- [Exercise objective]: Pull out each line of the data that includes the word "name".

- [Provided material]:
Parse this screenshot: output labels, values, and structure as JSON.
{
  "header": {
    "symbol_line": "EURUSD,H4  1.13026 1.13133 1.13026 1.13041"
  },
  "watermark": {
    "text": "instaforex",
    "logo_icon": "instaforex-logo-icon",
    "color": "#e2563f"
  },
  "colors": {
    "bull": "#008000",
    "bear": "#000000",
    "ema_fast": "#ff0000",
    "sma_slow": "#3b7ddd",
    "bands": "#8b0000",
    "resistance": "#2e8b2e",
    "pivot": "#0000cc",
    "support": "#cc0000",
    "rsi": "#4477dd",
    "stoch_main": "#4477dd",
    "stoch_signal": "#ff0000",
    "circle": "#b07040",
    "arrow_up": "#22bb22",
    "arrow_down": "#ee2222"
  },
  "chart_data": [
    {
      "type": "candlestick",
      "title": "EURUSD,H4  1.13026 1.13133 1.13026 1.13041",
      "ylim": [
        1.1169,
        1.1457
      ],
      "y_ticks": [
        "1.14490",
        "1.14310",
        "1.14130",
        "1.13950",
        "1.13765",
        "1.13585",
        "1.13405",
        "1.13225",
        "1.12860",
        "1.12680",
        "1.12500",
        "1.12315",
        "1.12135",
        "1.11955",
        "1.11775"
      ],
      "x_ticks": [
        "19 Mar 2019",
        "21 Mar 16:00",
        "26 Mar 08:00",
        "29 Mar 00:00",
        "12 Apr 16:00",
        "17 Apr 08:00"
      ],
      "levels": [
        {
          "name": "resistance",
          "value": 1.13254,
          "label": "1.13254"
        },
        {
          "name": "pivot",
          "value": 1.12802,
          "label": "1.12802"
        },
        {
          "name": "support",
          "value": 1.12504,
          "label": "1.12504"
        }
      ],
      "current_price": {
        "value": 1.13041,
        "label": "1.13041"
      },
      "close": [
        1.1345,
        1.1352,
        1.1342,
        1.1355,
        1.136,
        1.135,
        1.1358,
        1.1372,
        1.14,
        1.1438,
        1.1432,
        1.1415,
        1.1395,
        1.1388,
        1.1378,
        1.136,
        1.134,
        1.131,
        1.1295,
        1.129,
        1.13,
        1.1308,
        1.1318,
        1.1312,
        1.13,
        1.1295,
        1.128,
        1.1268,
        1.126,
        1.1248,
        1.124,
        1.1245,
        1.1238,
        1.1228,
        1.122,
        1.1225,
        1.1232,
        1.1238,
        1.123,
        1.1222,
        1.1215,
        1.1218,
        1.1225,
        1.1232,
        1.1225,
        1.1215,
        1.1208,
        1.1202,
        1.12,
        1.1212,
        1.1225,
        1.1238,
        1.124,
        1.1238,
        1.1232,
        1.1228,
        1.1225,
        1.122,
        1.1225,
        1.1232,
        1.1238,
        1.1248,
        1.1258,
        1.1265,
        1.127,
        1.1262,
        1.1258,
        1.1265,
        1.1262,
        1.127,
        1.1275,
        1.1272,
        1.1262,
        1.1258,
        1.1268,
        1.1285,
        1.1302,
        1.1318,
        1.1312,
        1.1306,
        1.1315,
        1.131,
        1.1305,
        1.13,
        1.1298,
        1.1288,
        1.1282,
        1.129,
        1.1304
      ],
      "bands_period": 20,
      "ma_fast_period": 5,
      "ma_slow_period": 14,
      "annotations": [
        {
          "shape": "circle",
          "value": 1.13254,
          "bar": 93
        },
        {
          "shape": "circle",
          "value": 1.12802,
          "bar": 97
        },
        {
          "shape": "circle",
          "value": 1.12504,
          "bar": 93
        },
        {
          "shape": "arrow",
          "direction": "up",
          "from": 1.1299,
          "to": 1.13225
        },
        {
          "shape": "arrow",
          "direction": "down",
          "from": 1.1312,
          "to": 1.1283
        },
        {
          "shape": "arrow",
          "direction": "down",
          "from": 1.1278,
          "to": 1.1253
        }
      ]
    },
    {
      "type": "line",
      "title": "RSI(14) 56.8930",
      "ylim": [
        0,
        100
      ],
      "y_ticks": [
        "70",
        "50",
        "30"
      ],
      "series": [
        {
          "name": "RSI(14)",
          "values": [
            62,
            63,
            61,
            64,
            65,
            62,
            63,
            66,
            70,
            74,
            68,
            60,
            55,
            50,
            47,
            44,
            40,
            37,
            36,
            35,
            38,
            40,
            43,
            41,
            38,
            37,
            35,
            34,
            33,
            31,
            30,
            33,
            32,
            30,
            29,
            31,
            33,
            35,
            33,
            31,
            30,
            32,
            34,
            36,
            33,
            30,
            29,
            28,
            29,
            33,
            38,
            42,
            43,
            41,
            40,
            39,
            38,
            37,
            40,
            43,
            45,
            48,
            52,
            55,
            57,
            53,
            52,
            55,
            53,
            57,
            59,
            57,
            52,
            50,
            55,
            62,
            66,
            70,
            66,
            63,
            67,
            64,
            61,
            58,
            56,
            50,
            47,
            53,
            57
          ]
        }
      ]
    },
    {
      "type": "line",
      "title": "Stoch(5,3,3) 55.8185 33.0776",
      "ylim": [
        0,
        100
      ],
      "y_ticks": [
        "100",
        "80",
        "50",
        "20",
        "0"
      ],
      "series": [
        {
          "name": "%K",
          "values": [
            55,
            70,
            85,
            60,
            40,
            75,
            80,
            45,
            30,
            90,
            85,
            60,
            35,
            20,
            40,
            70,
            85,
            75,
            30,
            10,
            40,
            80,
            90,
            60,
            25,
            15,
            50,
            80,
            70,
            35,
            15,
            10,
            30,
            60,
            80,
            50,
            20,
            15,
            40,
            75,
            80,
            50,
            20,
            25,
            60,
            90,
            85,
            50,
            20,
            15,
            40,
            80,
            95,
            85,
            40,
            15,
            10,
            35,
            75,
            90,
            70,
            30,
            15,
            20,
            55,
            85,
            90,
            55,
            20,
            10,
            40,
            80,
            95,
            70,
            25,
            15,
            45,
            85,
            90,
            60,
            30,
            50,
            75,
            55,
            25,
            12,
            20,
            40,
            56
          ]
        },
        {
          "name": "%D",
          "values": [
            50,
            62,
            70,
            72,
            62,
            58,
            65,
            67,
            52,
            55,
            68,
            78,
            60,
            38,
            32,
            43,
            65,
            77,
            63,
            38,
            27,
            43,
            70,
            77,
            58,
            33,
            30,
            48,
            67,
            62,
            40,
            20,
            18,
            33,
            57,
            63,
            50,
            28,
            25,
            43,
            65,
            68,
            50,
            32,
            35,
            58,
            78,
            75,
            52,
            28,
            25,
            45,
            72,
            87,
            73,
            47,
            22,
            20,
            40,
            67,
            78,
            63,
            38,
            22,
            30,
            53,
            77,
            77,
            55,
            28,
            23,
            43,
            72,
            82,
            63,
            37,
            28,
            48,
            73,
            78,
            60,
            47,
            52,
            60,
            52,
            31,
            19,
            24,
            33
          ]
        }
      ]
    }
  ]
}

- [Output for this exercise]:
          "name": "resistance",
          "name": "pivot",
          "name": "support",
          "name": "RSI(14)",
          "name": "%K",
          "name": "%D",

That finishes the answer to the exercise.